- **Problem**: Every line containing the word "this" must be pulled from the records.

(Collected data entries)
────────

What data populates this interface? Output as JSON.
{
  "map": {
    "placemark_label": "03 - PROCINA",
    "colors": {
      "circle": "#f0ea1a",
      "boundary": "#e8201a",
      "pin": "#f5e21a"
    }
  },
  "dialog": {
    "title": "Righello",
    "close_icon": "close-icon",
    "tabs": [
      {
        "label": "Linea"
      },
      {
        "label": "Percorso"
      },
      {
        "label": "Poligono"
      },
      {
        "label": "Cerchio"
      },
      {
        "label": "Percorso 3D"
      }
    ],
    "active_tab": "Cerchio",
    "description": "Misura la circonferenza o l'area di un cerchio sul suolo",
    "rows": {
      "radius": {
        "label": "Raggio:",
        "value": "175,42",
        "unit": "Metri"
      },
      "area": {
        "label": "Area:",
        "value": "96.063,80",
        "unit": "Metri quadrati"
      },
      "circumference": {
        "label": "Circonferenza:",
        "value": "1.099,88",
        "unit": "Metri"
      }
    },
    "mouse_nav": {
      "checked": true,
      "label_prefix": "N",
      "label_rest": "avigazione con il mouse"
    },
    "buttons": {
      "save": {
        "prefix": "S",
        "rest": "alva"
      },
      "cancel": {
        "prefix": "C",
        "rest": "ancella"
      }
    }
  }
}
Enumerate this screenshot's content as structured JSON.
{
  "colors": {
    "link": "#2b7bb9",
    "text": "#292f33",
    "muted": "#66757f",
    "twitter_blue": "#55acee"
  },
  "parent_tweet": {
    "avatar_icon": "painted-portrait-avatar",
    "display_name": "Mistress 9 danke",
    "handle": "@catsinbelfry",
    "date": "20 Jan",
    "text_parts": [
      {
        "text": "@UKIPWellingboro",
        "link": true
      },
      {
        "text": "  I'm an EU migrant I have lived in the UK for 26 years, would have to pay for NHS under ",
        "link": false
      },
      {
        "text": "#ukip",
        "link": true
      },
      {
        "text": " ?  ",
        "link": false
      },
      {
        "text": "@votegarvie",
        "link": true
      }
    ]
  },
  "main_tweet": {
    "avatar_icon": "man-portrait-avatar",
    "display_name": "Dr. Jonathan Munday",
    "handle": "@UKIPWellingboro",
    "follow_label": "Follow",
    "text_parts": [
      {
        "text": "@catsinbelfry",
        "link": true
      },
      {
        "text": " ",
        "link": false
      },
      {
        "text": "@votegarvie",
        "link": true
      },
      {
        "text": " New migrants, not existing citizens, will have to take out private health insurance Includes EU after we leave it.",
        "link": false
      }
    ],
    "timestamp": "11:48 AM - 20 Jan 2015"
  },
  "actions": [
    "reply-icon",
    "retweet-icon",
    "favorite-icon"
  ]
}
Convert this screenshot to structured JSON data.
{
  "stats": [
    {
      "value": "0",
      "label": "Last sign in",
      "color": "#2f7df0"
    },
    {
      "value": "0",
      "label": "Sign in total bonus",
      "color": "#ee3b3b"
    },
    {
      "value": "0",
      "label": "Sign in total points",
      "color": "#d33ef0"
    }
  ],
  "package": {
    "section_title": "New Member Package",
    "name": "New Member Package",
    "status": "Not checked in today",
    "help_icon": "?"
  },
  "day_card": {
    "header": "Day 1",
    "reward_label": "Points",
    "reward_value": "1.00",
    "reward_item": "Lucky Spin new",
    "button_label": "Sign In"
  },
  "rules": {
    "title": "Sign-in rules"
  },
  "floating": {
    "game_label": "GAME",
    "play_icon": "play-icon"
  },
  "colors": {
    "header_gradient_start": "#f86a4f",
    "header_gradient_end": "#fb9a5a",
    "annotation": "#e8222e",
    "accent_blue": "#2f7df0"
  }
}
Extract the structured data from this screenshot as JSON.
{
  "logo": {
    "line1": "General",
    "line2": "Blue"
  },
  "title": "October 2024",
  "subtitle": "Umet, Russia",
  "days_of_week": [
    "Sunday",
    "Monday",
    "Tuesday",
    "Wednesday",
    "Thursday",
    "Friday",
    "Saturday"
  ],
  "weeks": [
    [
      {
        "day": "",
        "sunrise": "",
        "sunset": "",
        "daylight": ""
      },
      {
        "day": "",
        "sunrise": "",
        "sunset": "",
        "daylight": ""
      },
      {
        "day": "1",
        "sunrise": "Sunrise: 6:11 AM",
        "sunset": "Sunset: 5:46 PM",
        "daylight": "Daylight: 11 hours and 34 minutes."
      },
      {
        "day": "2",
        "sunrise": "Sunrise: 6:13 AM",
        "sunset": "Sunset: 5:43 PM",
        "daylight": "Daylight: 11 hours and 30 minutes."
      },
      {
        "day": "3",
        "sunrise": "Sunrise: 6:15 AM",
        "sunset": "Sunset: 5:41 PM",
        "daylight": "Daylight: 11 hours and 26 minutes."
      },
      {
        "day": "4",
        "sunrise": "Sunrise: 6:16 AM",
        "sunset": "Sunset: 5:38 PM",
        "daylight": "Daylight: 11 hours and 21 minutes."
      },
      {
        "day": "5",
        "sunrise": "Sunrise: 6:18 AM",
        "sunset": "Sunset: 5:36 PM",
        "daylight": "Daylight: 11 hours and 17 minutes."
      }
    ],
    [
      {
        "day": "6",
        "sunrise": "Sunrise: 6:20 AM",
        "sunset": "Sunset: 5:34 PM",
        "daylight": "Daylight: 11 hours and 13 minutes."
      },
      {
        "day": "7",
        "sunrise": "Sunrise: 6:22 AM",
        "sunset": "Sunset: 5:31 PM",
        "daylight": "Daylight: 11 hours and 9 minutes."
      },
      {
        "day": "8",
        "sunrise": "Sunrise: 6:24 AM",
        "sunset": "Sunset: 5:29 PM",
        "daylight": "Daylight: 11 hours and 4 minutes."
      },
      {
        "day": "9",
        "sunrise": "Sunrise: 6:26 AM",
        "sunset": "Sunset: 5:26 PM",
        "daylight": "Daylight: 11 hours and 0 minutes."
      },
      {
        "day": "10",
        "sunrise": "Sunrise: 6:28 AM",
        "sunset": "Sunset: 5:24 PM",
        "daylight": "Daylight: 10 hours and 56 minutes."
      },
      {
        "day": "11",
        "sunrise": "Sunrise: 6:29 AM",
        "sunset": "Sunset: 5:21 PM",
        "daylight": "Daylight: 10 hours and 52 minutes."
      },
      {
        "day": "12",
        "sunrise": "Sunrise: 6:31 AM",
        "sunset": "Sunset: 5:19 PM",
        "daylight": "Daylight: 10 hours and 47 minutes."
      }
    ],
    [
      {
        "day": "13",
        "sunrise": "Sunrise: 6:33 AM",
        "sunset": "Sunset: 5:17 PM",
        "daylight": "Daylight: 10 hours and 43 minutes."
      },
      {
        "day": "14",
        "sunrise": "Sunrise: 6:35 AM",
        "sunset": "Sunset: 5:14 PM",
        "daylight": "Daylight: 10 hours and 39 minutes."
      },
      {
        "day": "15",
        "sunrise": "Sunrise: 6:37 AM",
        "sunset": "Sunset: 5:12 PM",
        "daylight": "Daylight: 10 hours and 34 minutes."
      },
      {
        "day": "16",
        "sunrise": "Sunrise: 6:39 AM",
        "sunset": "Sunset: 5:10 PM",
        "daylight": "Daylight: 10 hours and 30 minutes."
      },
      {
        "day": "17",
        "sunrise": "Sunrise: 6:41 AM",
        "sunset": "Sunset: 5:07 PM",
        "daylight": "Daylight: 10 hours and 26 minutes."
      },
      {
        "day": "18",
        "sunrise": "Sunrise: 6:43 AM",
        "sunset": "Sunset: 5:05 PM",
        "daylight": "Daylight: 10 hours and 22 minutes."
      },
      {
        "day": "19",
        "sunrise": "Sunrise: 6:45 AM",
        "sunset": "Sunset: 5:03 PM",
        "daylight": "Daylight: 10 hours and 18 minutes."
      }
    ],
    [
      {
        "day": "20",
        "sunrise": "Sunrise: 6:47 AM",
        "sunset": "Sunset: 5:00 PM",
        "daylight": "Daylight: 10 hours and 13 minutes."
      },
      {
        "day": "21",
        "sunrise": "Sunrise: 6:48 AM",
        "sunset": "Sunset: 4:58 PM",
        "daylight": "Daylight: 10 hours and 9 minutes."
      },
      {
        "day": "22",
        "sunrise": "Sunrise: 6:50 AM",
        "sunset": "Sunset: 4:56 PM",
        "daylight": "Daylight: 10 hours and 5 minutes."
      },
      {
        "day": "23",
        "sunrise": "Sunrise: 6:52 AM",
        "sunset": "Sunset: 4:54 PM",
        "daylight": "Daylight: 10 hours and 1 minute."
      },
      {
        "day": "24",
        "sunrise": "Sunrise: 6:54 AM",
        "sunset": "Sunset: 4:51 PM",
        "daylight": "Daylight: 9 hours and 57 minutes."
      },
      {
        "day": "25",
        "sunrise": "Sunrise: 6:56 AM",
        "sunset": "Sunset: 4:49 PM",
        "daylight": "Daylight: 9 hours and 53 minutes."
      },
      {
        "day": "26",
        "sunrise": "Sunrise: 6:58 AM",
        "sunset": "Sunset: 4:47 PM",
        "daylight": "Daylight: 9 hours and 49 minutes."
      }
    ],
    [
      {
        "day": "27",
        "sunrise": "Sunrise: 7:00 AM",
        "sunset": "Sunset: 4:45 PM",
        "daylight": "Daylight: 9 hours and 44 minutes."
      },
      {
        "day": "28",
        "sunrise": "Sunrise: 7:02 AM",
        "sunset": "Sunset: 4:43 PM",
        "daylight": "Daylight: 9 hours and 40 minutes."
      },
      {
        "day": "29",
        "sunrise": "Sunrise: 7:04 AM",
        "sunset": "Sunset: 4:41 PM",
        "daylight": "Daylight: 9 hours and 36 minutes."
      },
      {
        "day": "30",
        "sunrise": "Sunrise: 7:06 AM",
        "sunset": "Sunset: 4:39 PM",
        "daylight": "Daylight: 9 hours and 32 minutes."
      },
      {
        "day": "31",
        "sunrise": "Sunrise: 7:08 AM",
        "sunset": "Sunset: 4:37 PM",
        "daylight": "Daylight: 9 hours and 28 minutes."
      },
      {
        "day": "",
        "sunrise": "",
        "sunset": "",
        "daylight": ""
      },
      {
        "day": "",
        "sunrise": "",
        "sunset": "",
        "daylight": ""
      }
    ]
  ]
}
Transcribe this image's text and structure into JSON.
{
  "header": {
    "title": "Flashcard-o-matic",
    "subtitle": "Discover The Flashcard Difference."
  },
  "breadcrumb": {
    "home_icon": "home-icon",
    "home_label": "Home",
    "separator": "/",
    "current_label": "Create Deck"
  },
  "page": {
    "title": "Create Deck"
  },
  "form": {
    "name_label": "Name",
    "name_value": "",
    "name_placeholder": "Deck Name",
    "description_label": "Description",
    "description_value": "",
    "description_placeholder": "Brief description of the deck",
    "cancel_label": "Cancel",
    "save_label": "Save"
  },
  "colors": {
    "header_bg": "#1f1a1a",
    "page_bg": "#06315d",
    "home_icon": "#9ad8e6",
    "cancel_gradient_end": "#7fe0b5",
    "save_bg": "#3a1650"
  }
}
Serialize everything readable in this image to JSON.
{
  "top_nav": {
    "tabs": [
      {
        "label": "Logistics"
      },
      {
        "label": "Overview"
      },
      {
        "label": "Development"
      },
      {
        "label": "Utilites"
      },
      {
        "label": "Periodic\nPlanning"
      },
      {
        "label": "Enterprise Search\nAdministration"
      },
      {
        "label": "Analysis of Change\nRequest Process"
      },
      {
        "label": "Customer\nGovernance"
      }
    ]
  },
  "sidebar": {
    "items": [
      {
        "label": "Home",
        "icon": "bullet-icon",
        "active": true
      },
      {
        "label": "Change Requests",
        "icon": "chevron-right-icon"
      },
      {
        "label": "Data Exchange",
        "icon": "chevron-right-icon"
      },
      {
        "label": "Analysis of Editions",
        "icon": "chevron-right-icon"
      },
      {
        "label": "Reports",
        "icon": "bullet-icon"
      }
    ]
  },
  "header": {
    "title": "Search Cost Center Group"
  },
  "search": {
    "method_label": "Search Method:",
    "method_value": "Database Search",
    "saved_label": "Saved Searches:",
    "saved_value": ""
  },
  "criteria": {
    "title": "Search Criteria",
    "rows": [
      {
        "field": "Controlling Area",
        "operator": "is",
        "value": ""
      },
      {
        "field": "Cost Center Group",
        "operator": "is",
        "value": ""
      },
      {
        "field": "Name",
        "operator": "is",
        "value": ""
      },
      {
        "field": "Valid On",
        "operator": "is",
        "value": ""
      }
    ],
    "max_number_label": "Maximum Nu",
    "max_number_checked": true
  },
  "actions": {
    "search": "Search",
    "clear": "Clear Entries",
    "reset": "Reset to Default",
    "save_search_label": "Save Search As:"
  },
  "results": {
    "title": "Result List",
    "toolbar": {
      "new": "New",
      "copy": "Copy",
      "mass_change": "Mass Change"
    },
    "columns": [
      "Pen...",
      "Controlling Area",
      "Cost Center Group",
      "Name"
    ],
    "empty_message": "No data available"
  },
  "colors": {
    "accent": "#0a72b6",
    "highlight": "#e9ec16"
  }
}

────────

- **Response area**:
What data populates this interface? Output as JSON.
Enumerate this screenshot's content as structured JSON.
Convert this screenshot to structured JSON data.
Extract the structured data from this screenshot as JSON.
Transcribe this image's text and structure into JSON.
Serialize everything readable in this image to JSON.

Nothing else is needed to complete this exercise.